Dataset rows describing interfaces

───

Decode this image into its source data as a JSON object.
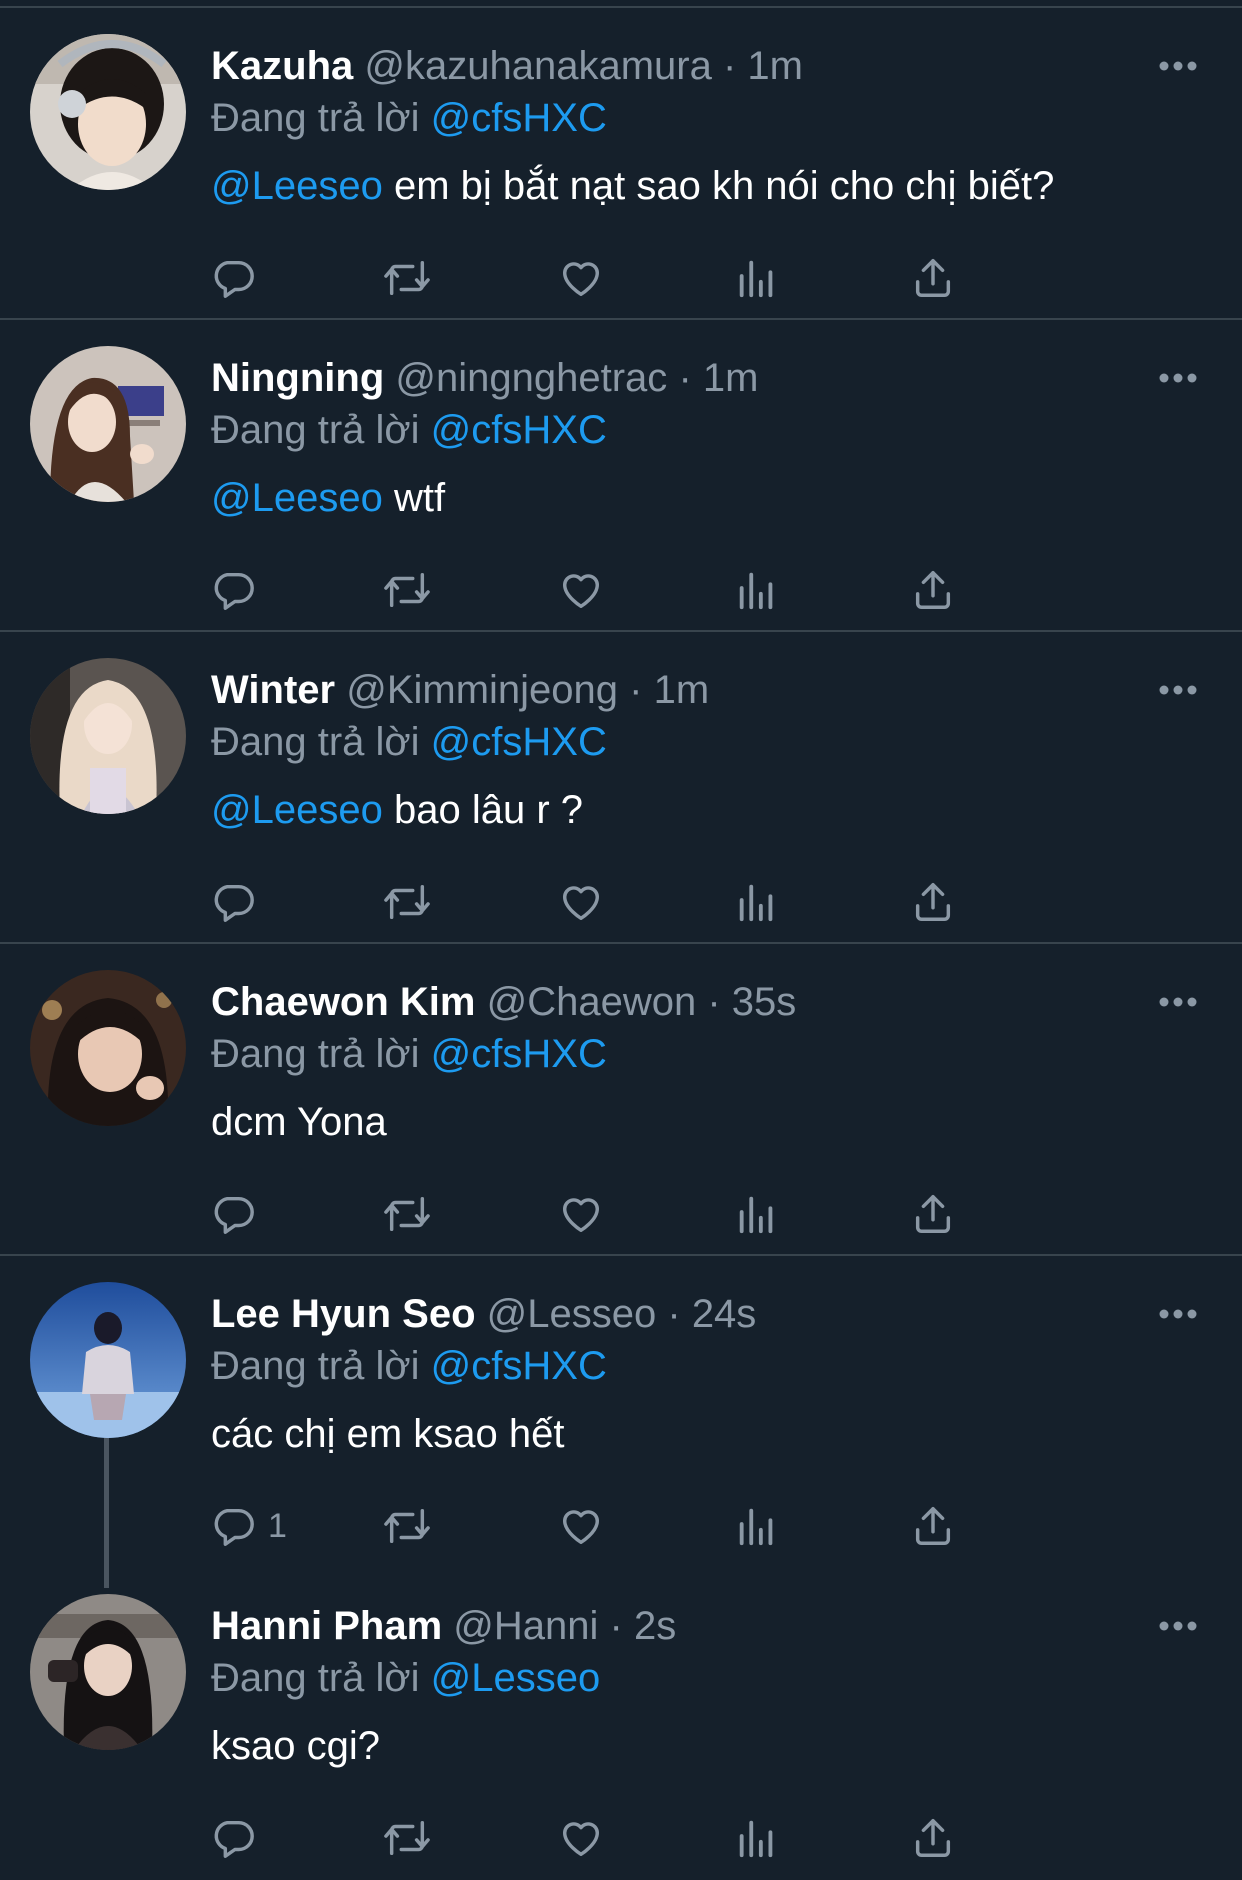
{
  "reply_prefix": "Đang trả lời",
  "dot": "·",
  "tweets": [
    {
      "name": "Kazuha",
      "handle": "@kazuhanakamura",
      "time": "1m",
      "reply_to": "@cfsHXC",
      "mention": "@Leeseo",
      "text": "em bị bắt nạt sao kh nói cho chị biết?",
      "reply_count": ""
    },
    {
      "name": "Ningning",
      "handle": "@ningnghetrac",
      "time": "1m",
      "reply_to": "@cfsHXC",
      "mention": "@Leeseo",
      "text": "wtf",
      "reply_count": ""
    },
    {
      "name": "Winter",
      "handle": "@Kimminjeong",
      "time": "1m",
      "reply_to": "@cfsHXC",
      "mention": "@Leeseo",
      "text": "bao lâu r ?",
      "reply_count": ""
    },
    {
      "name": "Chaewon Kim",
      "handle": "@Chaewon",
      "time": "35s",
      "reply_to": "@cfsHXC",
      "mention": "",
      "text": "dcm Yona",
      "reply_count": ""
    },
    {
      "name": "Lee Hyun Seo",
      "handle": "@Lesseo",
      "time": "24s",
      "reply_to": "@cfsHXC",
      "mention": "",
      "text": "các chị em ksao hết",
      "reply_count": "1"
    },
    {
      "name": "Hanni Pham",
      "handle": "@Hanni",
      "time": "2s",
      "reply_to": "@Lesseo",
      "mention": "",
      "text": "ksao cgi?",
      "reply_count": ""
    }
  ],
  "icons": {
    "reply": "reply-icon",
    "retweet": "retweet-icon",
    "like": "heart-icon",
    "views": "views-icon",
    "share": "share-icon",
    "more": "more-icon"
  },
  "colors": {
    "background": "#15202b",
    "divider": "#38444d",
    "muted": "#8b98a5",
    "accent": "#1d9bf0",
    "text": "#ffffff"
  }
}
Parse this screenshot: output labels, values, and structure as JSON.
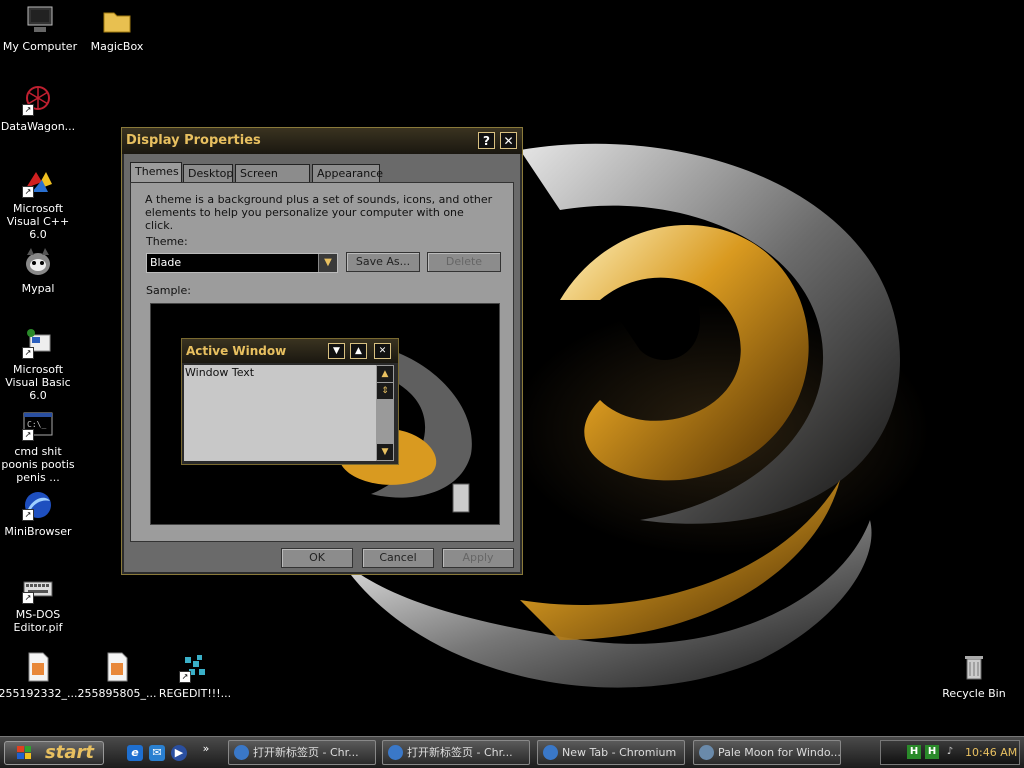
{
  "desktop": {
    "icons": [
      {
        "label": "My Computer",
        "icon": "my-computer-icon"
      },
      {
        "label": "MagicBox",
        "icon": "folder-icon"
      },
      {
        "label": "DataWagon...",
        "icon": "datawagon-icon"
      },
      {
        "label": "Microsoft Visual C++ 6.0",
        "icon": "visual-cpp-icon"
      },
      {
        "label": "Mypal",
        "icon": "mypal-icon"
      },
      {
        "label": "Microsoft Visual Basic 6.0",
        "icon": "visual-basic-icon"
      },
      {
        "label": "cmd shit poonis pootis penis ...",
        "icon": "cmd-icon"
      },
      {
        "label": "MiniBrowser",
        "icon": "minibrowser-icon"
      },
      {
        "label": "MS-DOS Editor.pif",
        "icon": "keyboard-icon"
      },
      {
        "label": "255192332_...",
        "icon": "image-file-icon"
      },
      {
        "label": "255895805_...",
        "icon": "image-file-icon"
      },
      {
        "label": "REGEDIT!!!...",
        "icon": "regedit-icon"
      },
      {
        "label": "Recycle Bin",
        "icon": "recycle-bin-icon"
      }
    ]
  },
  "dialog": {
    "title": "Display Properties",
    "help_button": "?",
    "close_button": "✕",
    "tabs": [
      "Themes",
      "Desktop",
      "Screen Saver",
      "Appearance"
    ],
    "active_tab": "Themes",
    "description": "A theme is a background plus a set of sounds, icons, and other elements to help you personalize your computer with one click.",
    "theme_label": "Theme:",
    "theme_value": "Blade",
    "save_as": "Save As...",
    "delete": "Delete",
    "sample_label": "Sample:",
    "sample_window": {
      "title": "Active Window",
      "text": "Window Text"
    },
    "ok": "OK",
    "cancel": "Cancel",
    "apply": "Apply"
  },
  "taskbar": {
    "start_label": "start",
    "quick_launch": [
      "ie-icon",
      "outlook-icon",
      "media-player-icon"
    ],
    "overflow": "»",
    "tasks": [
      {
        "label": "打开新标签页 - Chr..."
      },
      {
        "label": "打开新标签页 - Chr..."
      },
      {
        "label": "New Tab - Chromium"
      },
      {
        "label": "Pale Moon for Windo..."
      }
    ],
    "tray_icons": [
      "H",
      "H"
    ],
    "clock": "10:46 AM"
  },
  "colors": {
    "accent": "#e8c060",
    "dialog_bg": "#9c9c9c",
    "titlebar": "#2a2418"
  }
}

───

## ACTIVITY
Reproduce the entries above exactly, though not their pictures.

## RESPONSE TO THE TASK
Decode this image into its source data as a JSON object.
{
  "reply_prefix": "Đang trả lời",
  "dot": "·",
  "tweets": [
    {
      "name": "Kazuha",
      "handle": "@kazuhanakamura",
      "time": "1m",
      "reply_to": "@cfsHXC",
      "mention": "@Leeseo",
      "text": "em bị bắt nạt sao kh nói cho chị biết?",
      "reply_count": ""
    },
    {
      "name": "Ningning",
      "handle": "@ningnghetrac",
      "time": "1m",
      "reply_to": "@cfsHXC",
      "mention": "@Leeseo",
      "text": "wtf",
      "reply_count": ""
    },
    {
      "name": "Winter",
      "handle": "@Kimminjeong",
      "time": "1m",
      "reply_to": "@cfsHXC",
      "mention": "@Leeseo",
      "text": "bao lâu r ?",
      "reply_count": ""
    },
    {
      "name": "Chaewon Kim",
      "handle": "@Chaewon",
      "time": "35s",
      "reply_to": "@cfsHXC",
      "mention": "",
      "text": "dcm Yona",
      "reply_count": ""
    },
    {
      "name": "Lee Hyun Seo",
      "handle": "@Lesseo",
      "time": "24s",
      "reply_to": "@cfsHXC",
      "mention": "",
      "text": "các chị em ksao hết",
      "reply_count": "1"
    },
    {
      "name": "Hanni Pham",
      "handle": "@Hanni",
      "time": "2s",
      "reply_to": "@Lesseo",
      "mention": "",
      "text": "ksao cgi?",
      "reply_count": ""
    }
  ],
  "icons": {
    "reply": "reply-icon",
    "retweet": "retweet-icon",
    "like": "heart-icon",
    "views": "views-icon",
    "share": "share-icon",
    "more": "more-icon"
  },
  "colors": {
    "background": "#15202b",
    "divider": "#38444d",
    "muted": "#8b98a5",
    "accent": "#1d9bf0",
    "text": "#ffffff"
  }
}
Parse this screenshot: output labels, values, and structure as JSON.
{
  "desktop": {
    "icons": [
      {
        "label": "My Computer",
        "icon": "my-computer-icon"
      },
      {
        "label": "MagicBox",
        "icon": "folder-icon"
      },
      {
        "label": "DataWagon...",
        "icon": "datawagon-icon"
      },
      {
        "label": "Microsoft Visual C++ 6.0",
        "icon": "visual-cpp-icon"
      },
      {
        "label": "Mypal",
        "icon": "mypal-icon"
      },
      {
        "label": "Microsoft Visual Basic 6.0",
        "icon": "visual-basic-icon"
      },
      {
        "label": "cmd shit poonis pootis penis ...",
        "icon": "cmd-icon"
      },
      {
        "label": "MiniBrowser",
        "icon": "minibrowser-icon"
      },
      {
        "label": "MS-DOS Editor.pif",
        "icon": "keyboard-icon"
      },
      {
        "label": "255192332_...",
        "icon": "image-file-icon"
      },
      {
        "label": "255895805_...",
        "icon": "image-file-icon"
      },
      {
        "label": "REGEDIT!!!...",
        "icon": "regedit-icon"
      },
      {
        "label": "Recycle Bin",
        "icon": "recycle-bin-icon"
      }
    ]
  },
  "dialog": {
    "title": "Display Properties",
    "help_button": "?",
    "close_button": "✕",
    "tabs": [
      "Themes",
      "Desktop",
      "Screen Saver",
      "Appearance"
    ],
    "active_tab": "Themes",
    "description": "A theme is a background plus a set of sounds, icons, and other elements to help you personalize your computer with one click.",
    "theme_label": "Theme:",
    "theme_value": "Blade",
    "save_as": "Save As...",
    "delete": "Delete",
    "sample_label": "Sample:",
    "sample_window": {
      "title": "Active Window",
      "text": "Window Text"
    },
    "ok": "OK",
    "cancel": "Cancel",
    "apply": "Apply"
  },
  "taskbar": {
    "start_label": "start",
    "quick_launch": [
      "ie-icon",
      "outlook-icon",
      "media-player-icon"
    ],
    "overflow": "»",
    "tasks": [
      {
        "label": "打开新标签页 - Chr..."
      },
      {
        "label": "打开新标签页 - Chr..."
      },
      {
        "label": "New Tab - Chromium"
      },
      {
        "label": "Pale Moon for Windo..."
      }
    ],
    "tray_icons": [
      "H",
      "H"
    ],
    "clock": "10:46 AM"
  },
  "colors": {
    "accent": "#e8c060",
    "dialog_bg": "#9c9c9c",
    "titlebar": "#2a2418"
  }
}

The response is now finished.